However far-reaching challenges do remain in the wake of this cleaner bill of health. It is clear that this region’s forces need, where possible, to recruit a greater proportion of staff from ethnic minority backgrounds now that the recruitment freeze has been relaxed – this is key to the police retaining the public’s confidence in Yorkshire’s more diverse communities. Suspects also need to be told why they’re being questioned under “stop and search” powers. Again, this is central to the related issues of trust and integrity.
Nevertheless, the pressures facing the police on a daily basis should not under-estimated. Not only has the number of frontline officers been cut, but the policing landscape has changed out of recognition – Yorkshire is far more ethnically diverse compared to a decade ago and the advent of the internet has changed the dynamics of the police’s work. People are more likely to be a victim of cyber-bullying, or identity fraud, than a mugging.

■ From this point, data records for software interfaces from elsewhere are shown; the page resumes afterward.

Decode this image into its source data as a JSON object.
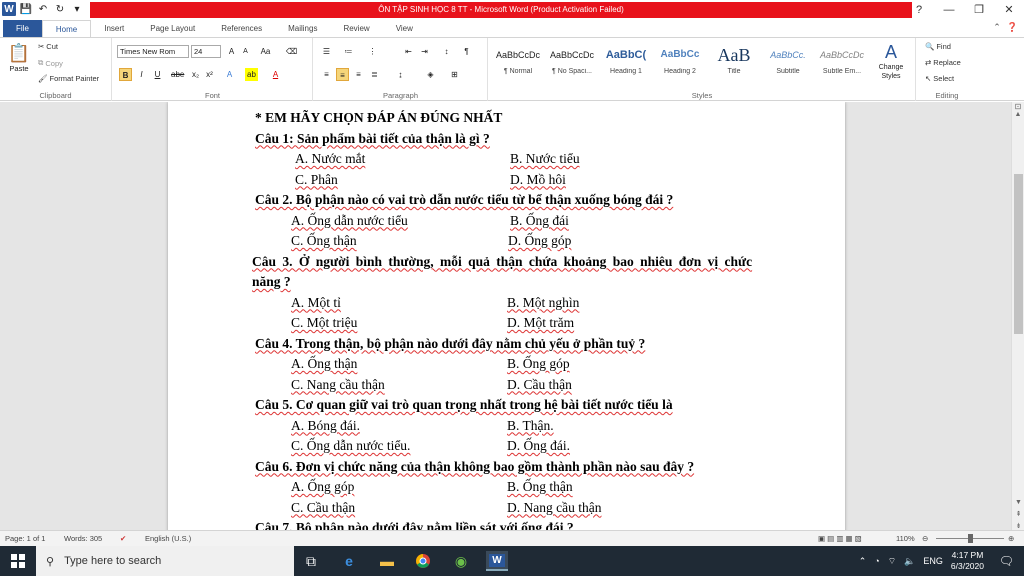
{
  "window": {
    "title": "ÔN TẬP SINH HỌC 8 TT  -  Microsoft Word (Product Activation Failed)",
    "controls": [
      "?",
      "—",
      "❐",
      "✕"
    ]
  },
  "tabs": [
    "File",
    "Home",
    "Insert",
    "Page Layout",
    "References",
    "Mailings",
    "Review",
    "View"
  ],
  "active_tab": "Home",
  "ribbon": {
    "clipboard": {
      "paste": "Paste",
      "cut": "Cut",
      "copy": "Copy",
      "format_painter": "Format Painter",
      "label": "Clipboard"
    },
    "font": {
      "name": "Times New Rom",
      "size": "24",
      "label": "Font",
      "bold": "B",
      "italic": "I",
      "underline": "U",
      "strike": "abe",
      "sub": "x₂",
      "sup": "x²"
    },
    "paragraph": {
      "label": "Paragraph"
    },
    "styles": {
      "label": "Styles",
      "items": [
        {
          "preview": "AaBbCcDc",
          "name": "¶ Normal"
        },
        {
          "preview": "AaBbCcDc",
          "name": "¶ No Spaci..."
        },
        {
          "preview": "AaBbC(",
          "name": "Heading 1"
        },
        {
          "preview": "AaBbCc",
          "name": "Heading 2"
        },
        {
          "preview": "AaB",
          "name": "Title"
        },
        {
          "preview": "AaBbCc.",
          "name": "Subtitle"
        },
        {
          "preview": "AaBbCcDc",
          "name": "Subtle Em..."
        }
      ],
      "change_styles": "Change Styles"
    },
    "editing": {
      "find": "Find",
      "replace": "Replace",
      "select": "Select",
      "label": "Editing"
    }
  },
  "document": {
    "heading": "* EM HÃY CHỌN ĐÁP ÁN ĐÚNG NHẤT",
    "questions": [
      {
        "q": "Câu 1: Sản phẩm bài tiết của thận là gì ?",
        "a": "A. Nước mắt",
        "b": "B. Nước tiểu",
        "c": "C. Phân",
        "d": "D. Mồ hôi"
      },
      {
        "q": "Câu 2. Bộ phận nào có vai trò dẫn nước tiểu từ bể thận xuống bóng đái ?",
        "a": "A. Ống dẫn nước tiểu",
        "b": "B. Ống đái",
        "c": "C. Ống thận",
        "d": "D. Ống góp"
      },
      {
        "q": "Câu 3. Ở người bình thường, mỗi quả thận chứa khoảng bao nhiêu đơn vị chức",
        "q2": "năng ?",
        "a": "A. Một tỉ",
        "b": "B. Một nghìn",
        "c": "C. Một triệu",
        "d": "D. Một trăm"
      },
      {
        "q": "Câu 4. Trong thận, bộ phận nào dưới đây nằm chủ yếu ở phần tuỷ ?",
        "a": "A. Ống thận",
        "b": "B. Ống góp",
        "c": "C. Nang cầu thận",
        "d": "D. Cầu thận"
      },
      {
        "q": "Câu 5. Cơ quan giữ vai trò quan trọng nhất trong hệ bài tiết nước tiểu là",
        "a": "A. Bóng đái.",
        "b": "B. Thận.",
        "c": "C. Ống dẫn nước tiểu.",
        "d": "D. Ống đái."
      },
      {
        "q": "Câu 6. Đơn vị chức năng của thận không bao gồm thành phần nào sau đây ?",
        "a": "A. Ống góp",
        "b": "B. Ống thận",
        "c": "C. Cầu thận",
        "d": "D. Nang cầu thận"
      }
    ],
    "partial_line": "Câu 7. Bộ phận nào dưới đây nằm liền sát với ống đái ?"
  },
  "status": {
    "page": "Page: 1 of 1",
    "words": "Words: 305",
    "language": "English (U.S.)",
    "zoom": "110%"
  },
  "taskbar": {
    "search_placeholder": "Type here to search",
    "lang": "ENG",
    "time": "4:17 PM",
    "date": "6/3/2020"
  }
}
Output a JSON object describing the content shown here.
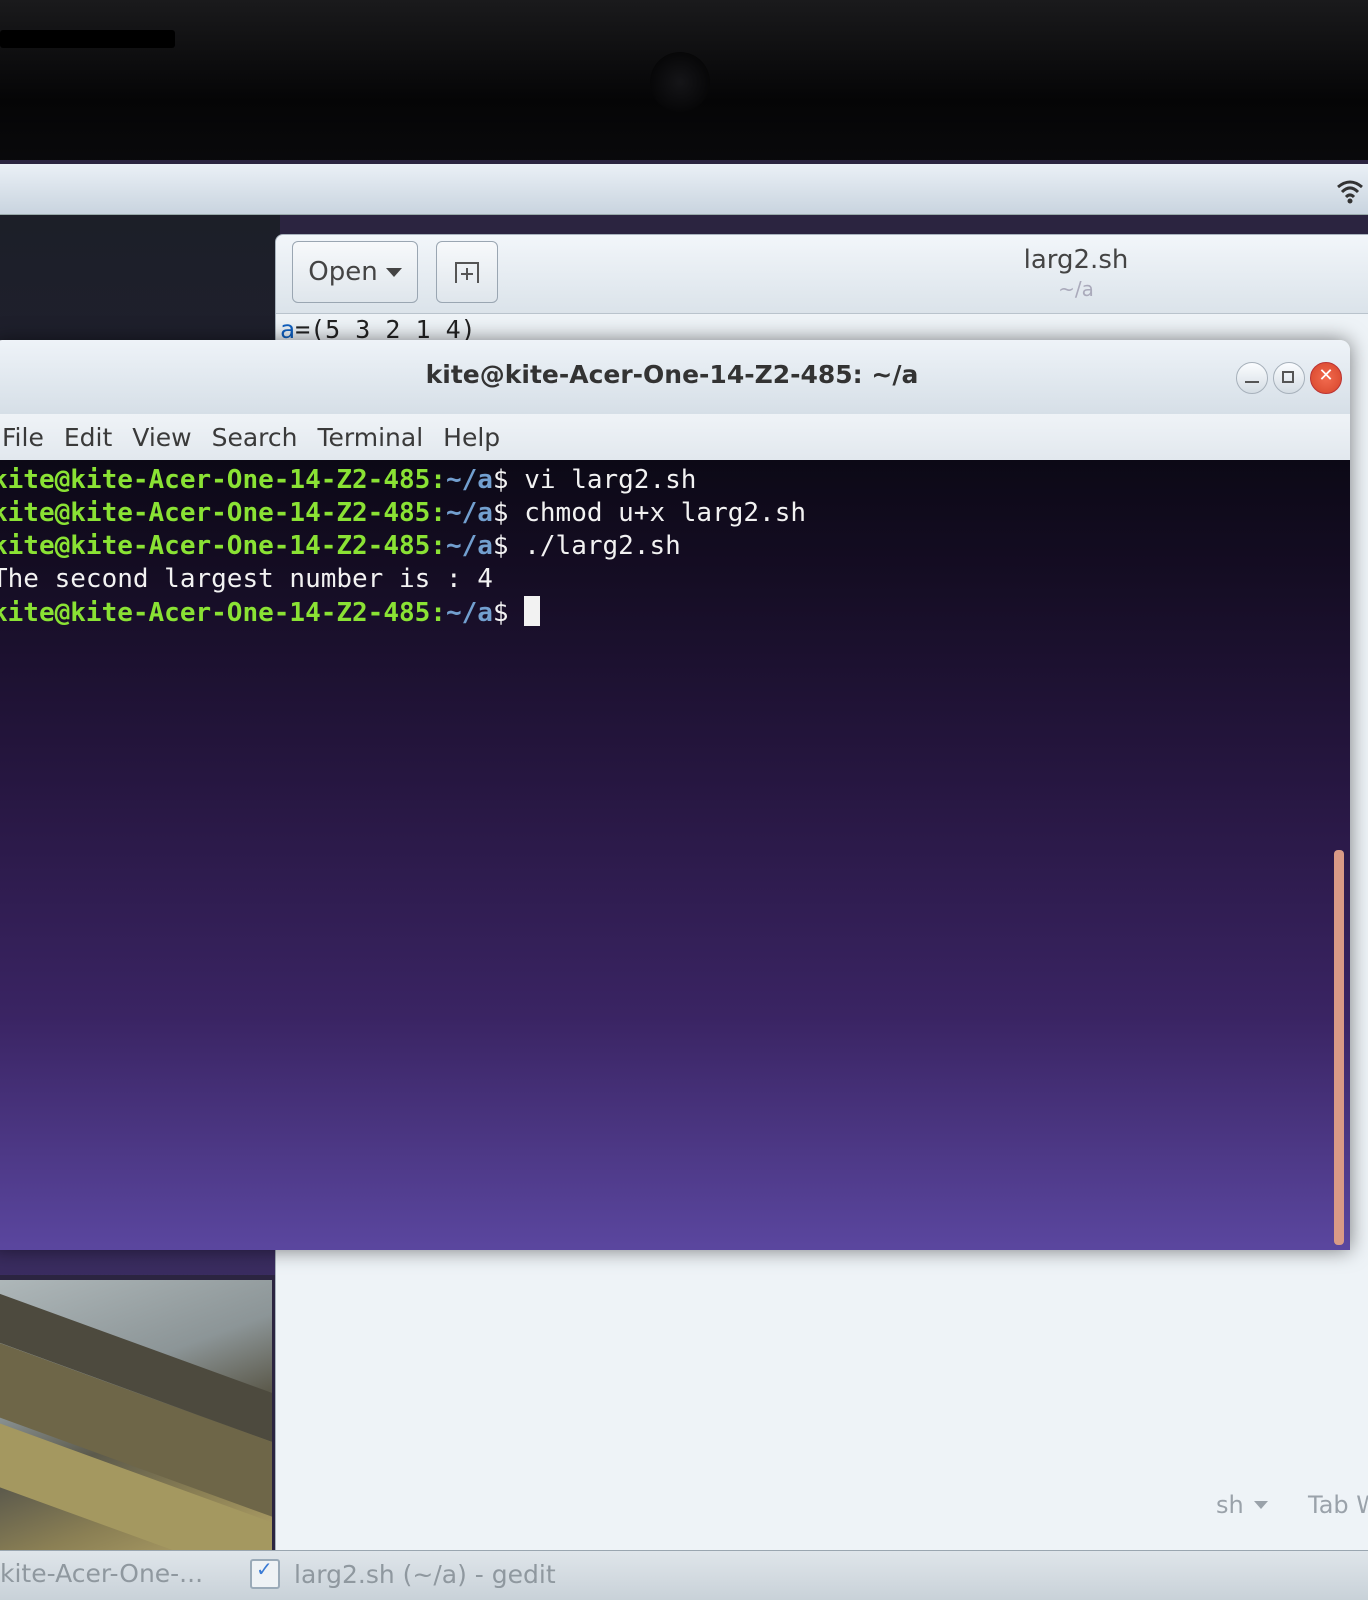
{
  "gedit": {
    "open_label": "Open",
    "title": "larg2.sh",
    "subtitle": "~/a",
    "code_line_var": "a",
    "code_line_rest": "=(5 3 2 1 4)",
    "status_language": "sh",
    "status_tab": "Tab W"
  },
  "terminal": {
    "title": "kite@kite-Acer-One-14-Z2-485: ~/a",
    "menu": [
      "File",
      "Edit",
      "View",
      "Search",
      "Terminal",
      "Help"
    ],
    "prompt_user": "kite@kite-Acer-One-14-Z2-485:",
    "prompt_path": "~/a",
    "prompt_symbol": "$ ",
    "commands": [
      "vi larg2.sh",
      "chmod u+x larg2.sh",
      "./larg2.sh"
    ],
    "output": "The second largest number is : 4"
  },
  "taskbar": {
    "terminal_item": "kite-Acer-One-...",
    "gedit_item": "larg2.sh (~/a) - gedit"
  },
  "colors": {
    "prompt_user": "#8ae234",
    "prompt_path": "#729fcf",
    "terminal_bg_top": "#0c0916",
    "terminal_bg_bottom": "#5b47a0"
  },
  "icons": [
    "wifi-icon",
    "new-tab-icon",
    "minimize-icon",
    "maximize-icon",
    "close-icon",
    "gedit-app-icon"
  ]
}
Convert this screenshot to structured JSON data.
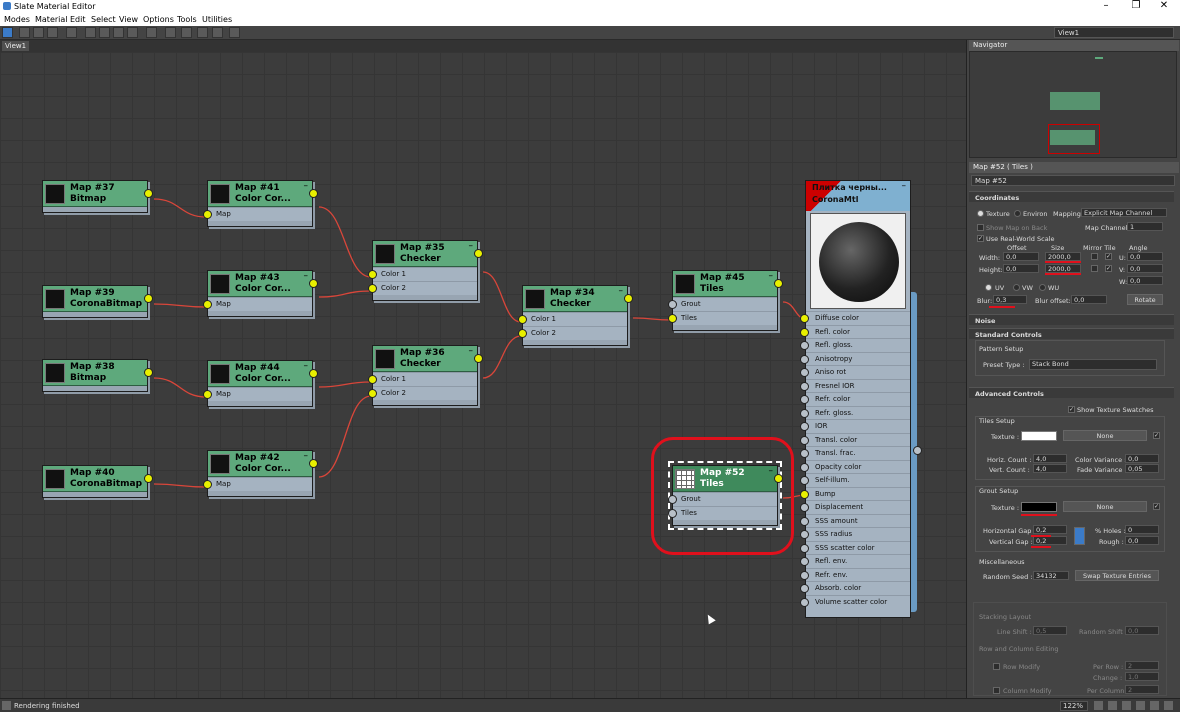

Moving forward, these challenges will become no less daunting. They will only multiply, especially if further cuts are required in order for George Osborne to balance the books by 2019. However this mission will be a less onerous one if Yorkshire’s forces maintain the public’s confidence – and vice-versa.